Segment Start: Task data

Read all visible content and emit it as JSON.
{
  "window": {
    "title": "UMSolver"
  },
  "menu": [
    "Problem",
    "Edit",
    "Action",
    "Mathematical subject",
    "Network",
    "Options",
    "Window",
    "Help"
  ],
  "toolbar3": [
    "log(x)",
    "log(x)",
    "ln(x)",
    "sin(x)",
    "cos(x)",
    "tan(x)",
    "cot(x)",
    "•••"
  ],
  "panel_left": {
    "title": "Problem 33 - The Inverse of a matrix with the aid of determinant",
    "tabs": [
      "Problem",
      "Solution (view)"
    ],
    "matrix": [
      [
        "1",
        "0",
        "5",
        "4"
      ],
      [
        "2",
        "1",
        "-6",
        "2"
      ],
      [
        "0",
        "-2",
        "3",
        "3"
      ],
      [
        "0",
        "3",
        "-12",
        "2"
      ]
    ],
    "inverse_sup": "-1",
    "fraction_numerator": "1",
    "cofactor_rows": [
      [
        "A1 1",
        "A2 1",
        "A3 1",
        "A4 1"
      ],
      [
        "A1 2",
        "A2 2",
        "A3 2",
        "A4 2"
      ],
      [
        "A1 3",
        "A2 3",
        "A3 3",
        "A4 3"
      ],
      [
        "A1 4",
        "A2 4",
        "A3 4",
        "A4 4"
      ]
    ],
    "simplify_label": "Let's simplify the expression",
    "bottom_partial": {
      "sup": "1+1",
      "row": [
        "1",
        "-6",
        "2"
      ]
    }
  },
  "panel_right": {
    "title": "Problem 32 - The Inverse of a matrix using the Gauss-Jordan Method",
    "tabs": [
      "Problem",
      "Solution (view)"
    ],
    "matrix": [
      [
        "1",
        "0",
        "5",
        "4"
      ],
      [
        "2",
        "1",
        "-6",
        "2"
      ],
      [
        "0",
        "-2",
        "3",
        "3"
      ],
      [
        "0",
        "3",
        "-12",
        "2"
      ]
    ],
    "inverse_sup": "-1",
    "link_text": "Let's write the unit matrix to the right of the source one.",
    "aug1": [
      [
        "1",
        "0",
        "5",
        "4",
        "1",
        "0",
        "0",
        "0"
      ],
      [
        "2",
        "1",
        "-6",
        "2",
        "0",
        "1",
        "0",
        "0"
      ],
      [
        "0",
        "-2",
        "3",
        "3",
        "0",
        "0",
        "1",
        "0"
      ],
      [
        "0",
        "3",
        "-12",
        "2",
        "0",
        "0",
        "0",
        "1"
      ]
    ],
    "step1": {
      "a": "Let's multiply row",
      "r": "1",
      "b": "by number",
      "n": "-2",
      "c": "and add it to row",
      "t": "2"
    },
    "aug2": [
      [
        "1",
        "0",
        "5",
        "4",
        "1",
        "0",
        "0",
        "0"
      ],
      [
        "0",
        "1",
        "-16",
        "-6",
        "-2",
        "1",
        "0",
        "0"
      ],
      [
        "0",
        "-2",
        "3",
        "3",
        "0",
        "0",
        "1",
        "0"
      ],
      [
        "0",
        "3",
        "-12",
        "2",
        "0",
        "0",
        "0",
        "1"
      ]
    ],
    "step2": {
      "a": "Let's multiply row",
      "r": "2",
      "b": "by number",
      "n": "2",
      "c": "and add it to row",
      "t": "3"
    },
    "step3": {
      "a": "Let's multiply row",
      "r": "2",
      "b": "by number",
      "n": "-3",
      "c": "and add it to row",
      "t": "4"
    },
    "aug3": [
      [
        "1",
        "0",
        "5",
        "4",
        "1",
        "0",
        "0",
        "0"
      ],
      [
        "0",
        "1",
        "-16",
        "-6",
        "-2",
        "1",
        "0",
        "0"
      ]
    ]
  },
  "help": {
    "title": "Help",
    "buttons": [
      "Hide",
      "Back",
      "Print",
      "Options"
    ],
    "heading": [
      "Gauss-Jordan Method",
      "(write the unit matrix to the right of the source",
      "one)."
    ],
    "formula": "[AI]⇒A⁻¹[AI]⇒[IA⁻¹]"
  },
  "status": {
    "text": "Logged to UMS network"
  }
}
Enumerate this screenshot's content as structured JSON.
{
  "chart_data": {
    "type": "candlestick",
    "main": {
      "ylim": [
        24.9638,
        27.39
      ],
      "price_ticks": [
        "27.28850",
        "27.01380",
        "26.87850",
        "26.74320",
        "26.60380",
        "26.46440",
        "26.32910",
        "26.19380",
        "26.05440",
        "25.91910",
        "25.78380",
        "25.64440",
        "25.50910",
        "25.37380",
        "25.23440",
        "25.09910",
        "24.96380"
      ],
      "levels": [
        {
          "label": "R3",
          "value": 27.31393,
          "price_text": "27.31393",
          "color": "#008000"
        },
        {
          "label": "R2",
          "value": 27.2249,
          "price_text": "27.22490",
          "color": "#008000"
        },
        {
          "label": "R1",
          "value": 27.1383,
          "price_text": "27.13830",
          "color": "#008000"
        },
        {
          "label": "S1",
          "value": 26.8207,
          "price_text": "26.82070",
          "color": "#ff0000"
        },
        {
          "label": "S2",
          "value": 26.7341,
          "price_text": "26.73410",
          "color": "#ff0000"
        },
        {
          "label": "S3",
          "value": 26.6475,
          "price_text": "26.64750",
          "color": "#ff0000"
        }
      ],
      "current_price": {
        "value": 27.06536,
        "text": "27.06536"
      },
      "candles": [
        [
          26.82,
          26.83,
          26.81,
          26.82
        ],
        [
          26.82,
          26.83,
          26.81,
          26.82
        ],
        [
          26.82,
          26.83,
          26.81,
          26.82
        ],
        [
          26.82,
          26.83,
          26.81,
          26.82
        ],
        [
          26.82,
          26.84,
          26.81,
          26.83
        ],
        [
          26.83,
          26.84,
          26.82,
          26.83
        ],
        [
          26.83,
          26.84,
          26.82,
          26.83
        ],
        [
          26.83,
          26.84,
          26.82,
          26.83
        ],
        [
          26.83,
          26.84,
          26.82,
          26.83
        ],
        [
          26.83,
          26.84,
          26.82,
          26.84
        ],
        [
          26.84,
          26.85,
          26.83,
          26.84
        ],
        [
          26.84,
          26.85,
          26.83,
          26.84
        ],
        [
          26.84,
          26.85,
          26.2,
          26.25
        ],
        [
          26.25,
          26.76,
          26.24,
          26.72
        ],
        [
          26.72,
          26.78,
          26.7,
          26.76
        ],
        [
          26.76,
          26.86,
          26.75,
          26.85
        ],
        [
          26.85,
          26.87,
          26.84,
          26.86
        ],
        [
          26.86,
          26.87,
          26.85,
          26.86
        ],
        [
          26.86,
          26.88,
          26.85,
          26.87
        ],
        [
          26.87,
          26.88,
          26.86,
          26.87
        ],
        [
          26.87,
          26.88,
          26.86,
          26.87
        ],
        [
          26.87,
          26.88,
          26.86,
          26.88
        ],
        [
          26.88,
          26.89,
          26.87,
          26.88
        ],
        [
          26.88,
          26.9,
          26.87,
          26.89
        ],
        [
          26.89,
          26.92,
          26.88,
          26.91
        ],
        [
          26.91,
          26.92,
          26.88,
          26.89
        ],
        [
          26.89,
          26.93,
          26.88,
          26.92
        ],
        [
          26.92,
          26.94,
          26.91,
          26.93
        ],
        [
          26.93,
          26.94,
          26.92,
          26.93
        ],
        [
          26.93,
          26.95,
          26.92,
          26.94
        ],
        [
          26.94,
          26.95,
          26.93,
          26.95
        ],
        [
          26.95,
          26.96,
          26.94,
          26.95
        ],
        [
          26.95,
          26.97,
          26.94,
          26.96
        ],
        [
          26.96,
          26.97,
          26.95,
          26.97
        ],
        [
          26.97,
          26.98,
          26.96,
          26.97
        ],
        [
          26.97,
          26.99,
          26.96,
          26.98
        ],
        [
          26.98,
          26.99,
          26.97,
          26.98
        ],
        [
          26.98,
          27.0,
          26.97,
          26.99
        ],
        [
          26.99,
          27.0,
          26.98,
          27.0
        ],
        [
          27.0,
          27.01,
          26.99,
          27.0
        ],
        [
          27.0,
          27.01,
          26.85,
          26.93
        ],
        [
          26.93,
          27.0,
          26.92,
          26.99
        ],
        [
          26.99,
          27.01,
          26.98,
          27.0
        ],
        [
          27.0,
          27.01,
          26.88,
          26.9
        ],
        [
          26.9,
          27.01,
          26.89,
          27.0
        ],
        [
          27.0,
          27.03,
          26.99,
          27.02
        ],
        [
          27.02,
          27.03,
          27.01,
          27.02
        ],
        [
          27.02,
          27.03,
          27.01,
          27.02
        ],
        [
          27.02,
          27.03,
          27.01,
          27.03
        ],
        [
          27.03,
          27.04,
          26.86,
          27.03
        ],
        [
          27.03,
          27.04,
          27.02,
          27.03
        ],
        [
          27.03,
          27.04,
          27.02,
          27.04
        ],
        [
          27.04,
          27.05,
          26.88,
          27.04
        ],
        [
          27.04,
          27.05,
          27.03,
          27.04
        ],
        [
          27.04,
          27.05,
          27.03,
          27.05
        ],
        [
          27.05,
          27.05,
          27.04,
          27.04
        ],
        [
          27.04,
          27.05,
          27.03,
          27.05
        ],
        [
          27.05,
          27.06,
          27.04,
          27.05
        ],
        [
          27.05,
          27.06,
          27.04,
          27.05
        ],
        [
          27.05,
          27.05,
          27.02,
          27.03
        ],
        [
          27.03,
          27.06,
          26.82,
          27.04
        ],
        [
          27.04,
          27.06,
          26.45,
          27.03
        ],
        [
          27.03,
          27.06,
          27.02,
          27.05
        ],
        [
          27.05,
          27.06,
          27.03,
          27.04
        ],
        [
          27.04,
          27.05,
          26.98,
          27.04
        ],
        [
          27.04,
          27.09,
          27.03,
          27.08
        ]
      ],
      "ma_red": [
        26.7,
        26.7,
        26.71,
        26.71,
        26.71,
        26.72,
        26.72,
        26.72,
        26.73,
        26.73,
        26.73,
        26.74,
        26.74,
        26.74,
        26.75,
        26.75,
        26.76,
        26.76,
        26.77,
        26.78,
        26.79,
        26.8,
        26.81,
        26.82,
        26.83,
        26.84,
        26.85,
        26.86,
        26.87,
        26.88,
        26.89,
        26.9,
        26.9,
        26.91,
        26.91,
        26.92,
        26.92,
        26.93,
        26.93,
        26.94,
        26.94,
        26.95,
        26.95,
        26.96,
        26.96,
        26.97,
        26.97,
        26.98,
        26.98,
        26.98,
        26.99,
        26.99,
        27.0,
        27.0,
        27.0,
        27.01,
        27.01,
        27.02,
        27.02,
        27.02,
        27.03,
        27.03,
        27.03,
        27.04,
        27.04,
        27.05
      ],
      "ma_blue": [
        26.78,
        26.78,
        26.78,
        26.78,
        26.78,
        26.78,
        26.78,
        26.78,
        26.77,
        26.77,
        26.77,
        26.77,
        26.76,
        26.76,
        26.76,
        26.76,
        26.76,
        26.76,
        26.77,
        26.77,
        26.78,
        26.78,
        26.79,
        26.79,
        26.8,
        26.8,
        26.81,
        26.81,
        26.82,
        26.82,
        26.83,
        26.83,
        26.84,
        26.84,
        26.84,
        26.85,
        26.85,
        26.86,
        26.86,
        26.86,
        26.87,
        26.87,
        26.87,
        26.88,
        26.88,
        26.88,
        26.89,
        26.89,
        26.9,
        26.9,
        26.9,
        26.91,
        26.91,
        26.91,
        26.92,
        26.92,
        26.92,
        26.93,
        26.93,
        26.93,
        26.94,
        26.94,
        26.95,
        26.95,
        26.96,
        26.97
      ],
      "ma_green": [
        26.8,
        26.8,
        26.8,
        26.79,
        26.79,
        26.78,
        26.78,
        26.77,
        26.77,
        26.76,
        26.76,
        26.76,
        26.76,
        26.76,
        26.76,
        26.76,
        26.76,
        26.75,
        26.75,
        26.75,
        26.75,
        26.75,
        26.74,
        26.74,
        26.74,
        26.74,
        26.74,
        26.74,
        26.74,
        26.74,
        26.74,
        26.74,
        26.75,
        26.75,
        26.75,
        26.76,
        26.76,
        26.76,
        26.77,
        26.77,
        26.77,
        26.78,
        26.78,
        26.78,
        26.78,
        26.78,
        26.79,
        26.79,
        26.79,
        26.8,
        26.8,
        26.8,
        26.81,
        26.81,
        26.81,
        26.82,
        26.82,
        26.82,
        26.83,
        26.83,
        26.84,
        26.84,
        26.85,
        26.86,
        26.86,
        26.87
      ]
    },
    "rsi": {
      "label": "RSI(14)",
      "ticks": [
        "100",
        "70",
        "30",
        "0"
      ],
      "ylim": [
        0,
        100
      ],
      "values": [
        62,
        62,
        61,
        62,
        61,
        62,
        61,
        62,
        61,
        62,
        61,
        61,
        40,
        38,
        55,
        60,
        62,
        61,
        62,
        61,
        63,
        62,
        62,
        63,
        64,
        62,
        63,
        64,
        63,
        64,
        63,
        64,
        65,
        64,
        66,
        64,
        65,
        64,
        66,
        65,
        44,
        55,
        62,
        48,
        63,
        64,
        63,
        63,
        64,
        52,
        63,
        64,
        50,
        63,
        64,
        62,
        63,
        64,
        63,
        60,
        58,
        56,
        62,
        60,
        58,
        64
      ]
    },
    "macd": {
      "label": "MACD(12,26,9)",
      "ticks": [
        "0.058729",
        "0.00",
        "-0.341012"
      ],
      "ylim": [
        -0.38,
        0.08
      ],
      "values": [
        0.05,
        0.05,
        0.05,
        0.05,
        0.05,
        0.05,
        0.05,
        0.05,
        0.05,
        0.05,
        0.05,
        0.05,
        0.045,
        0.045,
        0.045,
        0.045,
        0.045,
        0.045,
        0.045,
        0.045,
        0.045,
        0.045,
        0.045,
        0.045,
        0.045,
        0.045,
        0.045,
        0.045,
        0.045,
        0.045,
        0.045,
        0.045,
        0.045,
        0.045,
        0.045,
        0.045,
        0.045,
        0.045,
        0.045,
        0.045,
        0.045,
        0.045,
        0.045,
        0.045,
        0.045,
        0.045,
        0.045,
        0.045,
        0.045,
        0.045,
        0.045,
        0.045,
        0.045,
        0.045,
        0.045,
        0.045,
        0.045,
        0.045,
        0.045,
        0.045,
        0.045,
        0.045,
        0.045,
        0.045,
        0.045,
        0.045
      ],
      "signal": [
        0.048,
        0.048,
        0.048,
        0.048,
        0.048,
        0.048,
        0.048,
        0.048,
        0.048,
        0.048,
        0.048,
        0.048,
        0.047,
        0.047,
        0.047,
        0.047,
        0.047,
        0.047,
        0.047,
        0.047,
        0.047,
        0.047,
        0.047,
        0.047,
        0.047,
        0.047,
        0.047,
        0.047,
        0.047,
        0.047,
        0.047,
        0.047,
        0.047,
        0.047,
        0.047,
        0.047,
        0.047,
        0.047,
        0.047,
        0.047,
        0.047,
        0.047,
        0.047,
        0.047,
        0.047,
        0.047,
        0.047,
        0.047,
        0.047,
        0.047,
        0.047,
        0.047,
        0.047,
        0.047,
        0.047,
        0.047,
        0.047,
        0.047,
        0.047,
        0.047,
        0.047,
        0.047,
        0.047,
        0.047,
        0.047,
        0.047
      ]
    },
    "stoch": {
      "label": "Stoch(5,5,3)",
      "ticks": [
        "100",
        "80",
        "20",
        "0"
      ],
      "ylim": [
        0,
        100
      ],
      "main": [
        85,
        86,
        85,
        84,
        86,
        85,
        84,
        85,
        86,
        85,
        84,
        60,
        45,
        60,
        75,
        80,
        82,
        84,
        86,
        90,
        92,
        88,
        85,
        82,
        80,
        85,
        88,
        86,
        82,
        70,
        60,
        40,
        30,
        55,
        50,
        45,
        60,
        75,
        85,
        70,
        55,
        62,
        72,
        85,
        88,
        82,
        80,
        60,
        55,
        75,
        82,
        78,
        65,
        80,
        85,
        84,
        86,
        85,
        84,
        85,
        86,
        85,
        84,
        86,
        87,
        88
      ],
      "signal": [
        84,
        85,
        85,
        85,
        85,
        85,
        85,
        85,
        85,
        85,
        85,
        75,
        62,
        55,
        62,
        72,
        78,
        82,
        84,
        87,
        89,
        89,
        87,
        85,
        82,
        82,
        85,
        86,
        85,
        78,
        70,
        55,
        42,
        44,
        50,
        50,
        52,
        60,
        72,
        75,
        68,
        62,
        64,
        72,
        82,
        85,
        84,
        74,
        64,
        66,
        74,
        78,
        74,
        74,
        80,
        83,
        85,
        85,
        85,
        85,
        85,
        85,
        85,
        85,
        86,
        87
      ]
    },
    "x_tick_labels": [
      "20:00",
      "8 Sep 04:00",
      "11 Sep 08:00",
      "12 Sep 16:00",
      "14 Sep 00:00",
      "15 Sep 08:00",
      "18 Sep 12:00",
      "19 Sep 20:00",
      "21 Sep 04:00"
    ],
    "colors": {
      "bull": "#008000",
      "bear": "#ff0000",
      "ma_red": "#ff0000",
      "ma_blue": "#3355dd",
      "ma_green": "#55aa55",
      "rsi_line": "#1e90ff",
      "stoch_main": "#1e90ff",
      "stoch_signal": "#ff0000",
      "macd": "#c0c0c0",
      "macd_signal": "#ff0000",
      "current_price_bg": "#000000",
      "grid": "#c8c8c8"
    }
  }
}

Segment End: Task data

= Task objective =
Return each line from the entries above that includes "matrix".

= Solution for this exercise =
    "title": "Problem 33 - The Inverse of a matrix with the aid of determinant",
    "matrix": [
    "title": "Problem 32 - The Inverse of a matrix using the Gauss-Jordan Method",
    "matrix": [
    "link_text": "Let's write the unit matrix to the right of the source one.",
      "(write the unit matrix to the right of the source",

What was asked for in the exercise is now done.